Show, in full, each line of the data that contains "chevron".

Dataset rows for apps and sites
++++
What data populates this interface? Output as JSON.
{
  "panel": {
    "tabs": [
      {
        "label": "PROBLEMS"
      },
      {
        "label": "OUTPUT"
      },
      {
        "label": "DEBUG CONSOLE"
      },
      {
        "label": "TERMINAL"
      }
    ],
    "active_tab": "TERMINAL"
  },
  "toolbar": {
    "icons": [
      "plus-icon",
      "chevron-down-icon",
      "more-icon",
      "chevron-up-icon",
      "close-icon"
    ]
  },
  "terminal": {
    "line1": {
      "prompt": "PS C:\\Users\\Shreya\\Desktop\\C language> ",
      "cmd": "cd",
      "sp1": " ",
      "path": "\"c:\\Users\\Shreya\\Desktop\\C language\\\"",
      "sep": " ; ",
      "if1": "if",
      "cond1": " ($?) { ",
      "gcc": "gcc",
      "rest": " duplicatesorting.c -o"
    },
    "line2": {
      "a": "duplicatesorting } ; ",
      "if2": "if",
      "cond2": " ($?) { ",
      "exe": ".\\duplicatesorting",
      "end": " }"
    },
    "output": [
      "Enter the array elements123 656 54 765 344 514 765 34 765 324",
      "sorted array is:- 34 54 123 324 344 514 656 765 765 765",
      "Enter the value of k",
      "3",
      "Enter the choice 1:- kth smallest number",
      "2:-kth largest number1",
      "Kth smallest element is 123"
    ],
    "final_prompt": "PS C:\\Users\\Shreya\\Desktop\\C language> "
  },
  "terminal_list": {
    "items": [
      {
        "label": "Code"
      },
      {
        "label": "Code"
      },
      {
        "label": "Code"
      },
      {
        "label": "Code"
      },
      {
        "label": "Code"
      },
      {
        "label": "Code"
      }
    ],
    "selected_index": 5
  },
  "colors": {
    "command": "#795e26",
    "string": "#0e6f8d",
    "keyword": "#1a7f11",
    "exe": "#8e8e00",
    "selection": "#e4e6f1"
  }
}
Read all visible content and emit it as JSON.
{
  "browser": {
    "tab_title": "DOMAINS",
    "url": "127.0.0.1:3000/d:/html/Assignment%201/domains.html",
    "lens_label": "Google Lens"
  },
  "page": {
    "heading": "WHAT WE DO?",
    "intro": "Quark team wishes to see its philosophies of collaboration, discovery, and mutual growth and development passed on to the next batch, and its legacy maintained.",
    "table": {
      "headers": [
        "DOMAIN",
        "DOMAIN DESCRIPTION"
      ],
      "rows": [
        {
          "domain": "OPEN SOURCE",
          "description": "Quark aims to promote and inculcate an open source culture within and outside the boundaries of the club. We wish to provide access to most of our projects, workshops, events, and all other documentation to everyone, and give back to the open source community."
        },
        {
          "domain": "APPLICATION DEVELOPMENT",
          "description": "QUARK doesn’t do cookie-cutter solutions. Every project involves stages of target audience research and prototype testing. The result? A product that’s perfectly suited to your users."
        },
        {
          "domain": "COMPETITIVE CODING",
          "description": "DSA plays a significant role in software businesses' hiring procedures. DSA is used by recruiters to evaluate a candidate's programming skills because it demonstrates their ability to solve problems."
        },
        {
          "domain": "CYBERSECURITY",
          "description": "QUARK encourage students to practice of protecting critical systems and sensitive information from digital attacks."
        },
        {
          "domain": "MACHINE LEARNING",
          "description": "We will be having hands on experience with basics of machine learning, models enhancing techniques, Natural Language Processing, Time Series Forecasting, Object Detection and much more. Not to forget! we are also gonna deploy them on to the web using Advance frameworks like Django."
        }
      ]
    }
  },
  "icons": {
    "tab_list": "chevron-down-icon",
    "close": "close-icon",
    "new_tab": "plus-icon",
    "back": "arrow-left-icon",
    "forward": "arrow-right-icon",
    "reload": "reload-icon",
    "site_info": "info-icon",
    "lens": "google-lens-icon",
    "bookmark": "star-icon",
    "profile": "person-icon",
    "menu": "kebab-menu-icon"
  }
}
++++
Exercise response:
      "chevron-down-icon",
      "chevron-up-icon",
    "tab_list": "chevron-down-icon",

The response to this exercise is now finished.